• **What you are asked to do**
Search the data below for lines that include the word "name" and state how many there are, nothing else.

Content starts

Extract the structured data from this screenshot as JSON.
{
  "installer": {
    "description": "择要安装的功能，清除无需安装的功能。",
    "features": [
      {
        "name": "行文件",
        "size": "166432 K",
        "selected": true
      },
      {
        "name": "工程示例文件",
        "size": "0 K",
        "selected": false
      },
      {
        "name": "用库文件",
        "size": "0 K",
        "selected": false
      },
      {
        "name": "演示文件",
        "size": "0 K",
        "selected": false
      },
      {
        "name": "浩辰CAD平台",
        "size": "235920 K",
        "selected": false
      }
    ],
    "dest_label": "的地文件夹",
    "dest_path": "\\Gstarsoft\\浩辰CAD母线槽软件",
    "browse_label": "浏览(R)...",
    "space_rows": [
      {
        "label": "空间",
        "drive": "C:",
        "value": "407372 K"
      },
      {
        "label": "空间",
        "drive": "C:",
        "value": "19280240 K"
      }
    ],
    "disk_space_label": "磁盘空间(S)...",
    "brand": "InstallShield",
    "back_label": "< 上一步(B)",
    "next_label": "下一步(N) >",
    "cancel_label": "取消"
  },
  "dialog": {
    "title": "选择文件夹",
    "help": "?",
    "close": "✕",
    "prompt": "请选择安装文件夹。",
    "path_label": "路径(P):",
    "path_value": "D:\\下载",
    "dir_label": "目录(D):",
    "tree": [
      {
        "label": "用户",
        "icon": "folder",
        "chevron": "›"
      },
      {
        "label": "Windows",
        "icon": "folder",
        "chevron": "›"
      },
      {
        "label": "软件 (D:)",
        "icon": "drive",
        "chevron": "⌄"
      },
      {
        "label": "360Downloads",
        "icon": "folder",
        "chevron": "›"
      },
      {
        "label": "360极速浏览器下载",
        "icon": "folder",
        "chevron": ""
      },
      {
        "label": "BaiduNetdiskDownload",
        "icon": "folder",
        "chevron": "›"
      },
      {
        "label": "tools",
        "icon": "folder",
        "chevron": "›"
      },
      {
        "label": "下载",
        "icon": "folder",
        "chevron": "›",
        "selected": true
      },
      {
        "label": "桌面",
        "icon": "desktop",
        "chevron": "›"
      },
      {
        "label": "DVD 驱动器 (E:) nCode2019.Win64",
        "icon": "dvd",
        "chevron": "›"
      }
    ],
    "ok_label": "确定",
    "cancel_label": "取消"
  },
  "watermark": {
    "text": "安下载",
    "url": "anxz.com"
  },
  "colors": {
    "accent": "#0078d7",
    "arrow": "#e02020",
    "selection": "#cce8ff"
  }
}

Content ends

• **Worked solution**
5